Once you have been convicted of a crime, a Court will set your punishment in a variety of ways. You may have to pay a fine, post a bond, spend a period of time under the supervision of the probation officer, or some combination of the three. Or you may be sentenced to prison. This last punishment is usually reserved for the most serious of offences.

As bad as this all sounds, you really do not want to go to prison. Or if you must, you will want to spend as little time there as possible. This is why you need to know about pre-sentence reports. This is also why you need to work with a lawyer.

What is a pre-sentence report?

In NSW, a pre-sentence report summaries the circumstances of the offence and describes the offender’s situation. It generally includes information about the offender’s family situation, education, medical and psychological history, military service and assessed risk to the community.  It will be prepared by an officer from the Community Corrections department or Probation and Parole Service largely on the basis of an interview with you.

The pre-sentence report may be your last, best chance to appeal for clemency. It is to your advantage to take it seriously and to cooperate with Community Corrections to give them a reason for them to recommend an alternative to imprisonment, like community service, home detention or an intensive correction order.

Three things you need to do to make the pre-sentence report work for you

Here are three things you can do to improve your chances.

  1. Talk to a lawyer as soon as possible, even if you were not represented at the initial proceeding.
  2. Your attorney will have a good idea about the kind of mitigating factors the interviewer will be looking for and how to document these. Your attorney may recommend enrolling in a drug treatment or rehabilitation program or in school. His or her experience can also guide you about what the likely outcome is.
  3. Finally, especially if this is your first brush with the law, your lawyer may be able to offer some advice about how to appear as your best, most honest and straightforward self. This is an important interview. You should be prepared.

Show up for your interview.

This should be obvious, but it is surprising how many offenders simply lapse into a sense of denial. You cannot help yourself if you don’t show up. Go prepared describe your present situation and future prospects. Be prepared to give the names of family, friends or employers who can verify this information. If you fail to attend your interview, call and reschedule immediately.

Challenge its completeness and recommendations if necessary.

It is important you receive and have the opportunity to review your pre-sentence report before your next court appearance. Mistakes and omissions can happen. Community Corrections or Probation and Parole Service officers are busy bureaucrats and they may rely heavily on past experience and standardized language and recommendations. Nonetheless, courts rely usually follow the recommendations in a pre-sentence report, so it is important that it is as accurate as possible.

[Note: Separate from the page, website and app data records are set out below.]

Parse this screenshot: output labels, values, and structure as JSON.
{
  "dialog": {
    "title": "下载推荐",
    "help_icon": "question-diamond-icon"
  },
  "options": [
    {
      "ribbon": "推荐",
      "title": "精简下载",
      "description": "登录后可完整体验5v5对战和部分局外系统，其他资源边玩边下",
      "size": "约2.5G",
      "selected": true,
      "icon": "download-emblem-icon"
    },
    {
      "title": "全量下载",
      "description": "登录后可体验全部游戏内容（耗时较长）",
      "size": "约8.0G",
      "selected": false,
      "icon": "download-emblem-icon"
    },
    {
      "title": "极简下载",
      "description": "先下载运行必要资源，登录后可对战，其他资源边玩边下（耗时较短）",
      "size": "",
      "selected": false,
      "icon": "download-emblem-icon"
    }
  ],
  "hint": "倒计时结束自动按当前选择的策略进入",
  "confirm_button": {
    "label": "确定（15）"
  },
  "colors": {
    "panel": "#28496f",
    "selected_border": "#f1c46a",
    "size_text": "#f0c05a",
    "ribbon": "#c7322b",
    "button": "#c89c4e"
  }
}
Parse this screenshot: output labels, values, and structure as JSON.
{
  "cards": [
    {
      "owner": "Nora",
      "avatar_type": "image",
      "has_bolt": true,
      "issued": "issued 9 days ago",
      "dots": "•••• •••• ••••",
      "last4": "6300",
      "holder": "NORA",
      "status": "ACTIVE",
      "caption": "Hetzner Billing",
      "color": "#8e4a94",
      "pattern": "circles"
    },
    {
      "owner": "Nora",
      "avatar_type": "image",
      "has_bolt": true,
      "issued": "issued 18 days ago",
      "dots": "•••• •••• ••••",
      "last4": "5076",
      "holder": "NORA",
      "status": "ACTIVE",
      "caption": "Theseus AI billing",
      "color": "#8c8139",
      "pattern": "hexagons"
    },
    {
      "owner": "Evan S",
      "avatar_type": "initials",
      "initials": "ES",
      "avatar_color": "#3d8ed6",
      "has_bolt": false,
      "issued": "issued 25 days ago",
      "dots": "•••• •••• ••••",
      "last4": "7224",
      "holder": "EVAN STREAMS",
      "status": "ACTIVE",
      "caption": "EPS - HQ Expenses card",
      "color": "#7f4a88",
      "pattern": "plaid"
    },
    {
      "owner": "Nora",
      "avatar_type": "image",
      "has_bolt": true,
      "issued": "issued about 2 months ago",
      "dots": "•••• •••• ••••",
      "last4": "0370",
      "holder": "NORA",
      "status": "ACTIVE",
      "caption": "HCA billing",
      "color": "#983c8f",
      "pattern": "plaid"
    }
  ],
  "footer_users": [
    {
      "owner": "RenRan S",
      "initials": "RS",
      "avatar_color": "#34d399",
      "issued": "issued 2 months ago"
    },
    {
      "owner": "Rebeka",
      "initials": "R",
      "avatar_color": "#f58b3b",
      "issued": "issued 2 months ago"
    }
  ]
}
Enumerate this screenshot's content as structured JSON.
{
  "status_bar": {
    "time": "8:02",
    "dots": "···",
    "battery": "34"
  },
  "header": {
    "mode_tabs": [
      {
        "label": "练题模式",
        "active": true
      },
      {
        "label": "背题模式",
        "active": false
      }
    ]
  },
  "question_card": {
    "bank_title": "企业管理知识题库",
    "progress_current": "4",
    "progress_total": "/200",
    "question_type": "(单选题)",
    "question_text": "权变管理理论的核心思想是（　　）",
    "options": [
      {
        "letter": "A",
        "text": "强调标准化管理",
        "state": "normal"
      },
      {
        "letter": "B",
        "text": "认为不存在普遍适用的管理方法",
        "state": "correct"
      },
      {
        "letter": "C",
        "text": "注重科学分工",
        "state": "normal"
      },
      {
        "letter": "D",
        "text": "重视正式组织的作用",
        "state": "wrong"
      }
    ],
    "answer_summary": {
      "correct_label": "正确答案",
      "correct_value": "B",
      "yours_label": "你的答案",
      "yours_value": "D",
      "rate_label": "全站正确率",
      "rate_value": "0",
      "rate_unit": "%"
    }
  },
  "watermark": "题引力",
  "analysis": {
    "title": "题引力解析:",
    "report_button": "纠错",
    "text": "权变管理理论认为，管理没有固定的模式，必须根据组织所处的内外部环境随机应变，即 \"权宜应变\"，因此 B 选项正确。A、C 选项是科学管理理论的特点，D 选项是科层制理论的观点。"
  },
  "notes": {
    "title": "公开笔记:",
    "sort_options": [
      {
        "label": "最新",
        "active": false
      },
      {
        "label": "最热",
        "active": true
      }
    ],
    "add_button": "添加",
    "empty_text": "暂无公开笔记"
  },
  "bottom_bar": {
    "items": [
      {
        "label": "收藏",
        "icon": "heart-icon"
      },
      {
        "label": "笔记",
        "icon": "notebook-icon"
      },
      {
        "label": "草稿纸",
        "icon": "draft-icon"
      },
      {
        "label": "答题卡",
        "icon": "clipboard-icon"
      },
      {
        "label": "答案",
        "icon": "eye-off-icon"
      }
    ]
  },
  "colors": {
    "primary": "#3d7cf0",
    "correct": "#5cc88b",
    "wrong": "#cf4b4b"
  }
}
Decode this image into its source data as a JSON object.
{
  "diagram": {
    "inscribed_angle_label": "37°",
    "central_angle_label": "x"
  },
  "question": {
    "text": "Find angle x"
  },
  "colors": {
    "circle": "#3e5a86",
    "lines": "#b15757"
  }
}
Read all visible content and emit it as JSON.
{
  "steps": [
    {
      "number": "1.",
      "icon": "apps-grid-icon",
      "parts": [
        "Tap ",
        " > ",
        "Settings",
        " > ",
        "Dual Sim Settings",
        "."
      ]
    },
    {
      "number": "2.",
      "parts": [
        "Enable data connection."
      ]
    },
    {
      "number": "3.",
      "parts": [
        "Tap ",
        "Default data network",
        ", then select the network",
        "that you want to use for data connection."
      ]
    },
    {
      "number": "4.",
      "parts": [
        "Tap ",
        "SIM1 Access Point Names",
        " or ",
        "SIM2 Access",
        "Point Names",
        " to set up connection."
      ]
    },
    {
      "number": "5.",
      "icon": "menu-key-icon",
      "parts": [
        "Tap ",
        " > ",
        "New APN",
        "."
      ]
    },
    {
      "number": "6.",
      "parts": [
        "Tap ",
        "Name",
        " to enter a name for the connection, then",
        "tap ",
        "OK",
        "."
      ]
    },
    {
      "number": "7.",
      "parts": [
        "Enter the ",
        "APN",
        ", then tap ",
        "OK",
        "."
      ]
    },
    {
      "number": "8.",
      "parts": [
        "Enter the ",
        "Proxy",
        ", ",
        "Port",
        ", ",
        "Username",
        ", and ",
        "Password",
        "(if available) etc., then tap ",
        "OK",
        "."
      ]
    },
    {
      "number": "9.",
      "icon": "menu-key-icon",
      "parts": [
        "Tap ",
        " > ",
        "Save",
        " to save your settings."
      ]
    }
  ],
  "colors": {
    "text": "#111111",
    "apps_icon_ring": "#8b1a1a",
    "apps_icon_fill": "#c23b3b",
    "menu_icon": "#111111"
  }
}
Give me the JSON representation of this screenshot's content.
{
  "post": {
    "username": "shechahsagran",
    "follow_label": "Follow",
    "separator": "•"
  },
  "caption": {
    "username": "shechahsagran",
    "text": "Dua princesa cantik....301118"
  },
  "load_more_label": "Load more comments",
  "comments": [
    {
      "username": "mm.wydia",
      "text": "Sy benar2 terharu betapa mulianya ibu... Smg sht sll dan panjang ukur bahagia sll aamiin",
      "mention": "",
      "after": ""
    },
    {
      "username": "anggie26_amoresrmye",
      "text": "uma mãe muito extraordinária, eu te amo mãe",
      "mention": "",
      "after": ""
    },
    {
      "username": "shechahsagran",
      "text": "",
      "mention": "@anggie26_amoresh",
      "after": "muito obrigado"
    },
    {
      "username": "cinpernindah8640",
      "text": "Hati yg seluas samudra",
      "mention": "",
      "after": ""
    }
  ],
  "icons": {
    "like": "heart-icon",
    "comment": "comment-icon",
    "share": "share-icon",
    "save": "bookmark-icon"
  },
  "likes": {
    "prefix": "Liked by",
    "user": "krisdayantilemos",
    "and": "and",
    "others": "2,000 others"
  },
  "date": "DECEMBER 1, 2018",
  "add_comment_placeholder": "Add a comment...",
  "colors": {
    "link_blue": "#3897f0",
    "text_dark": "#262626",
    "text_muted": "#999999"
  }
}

If your feel that the final report and recommendations do not reflect your circumstances or that at the report is incomplete or inaccurate, you may ask the court for permission to give evidence.  In some circumstances, your attorney may have the opportunity to cross examine the officer who authored the report.

Remember that this may not be the result of bias, but misunderstanding or incomplete information, Proceed carefully, however. This requires skilful legal counsel.

If you find yourself charged with a crime or if you have been convicted of one, please contact the attorneys at Owen Hodge Lawyers at 1800 770 780 as soon as possible. Our attorneys have a wealth of experience in dealing with pre-sentence reports and would be happy to work with you to procure the best possible outcome in an already difficult situation.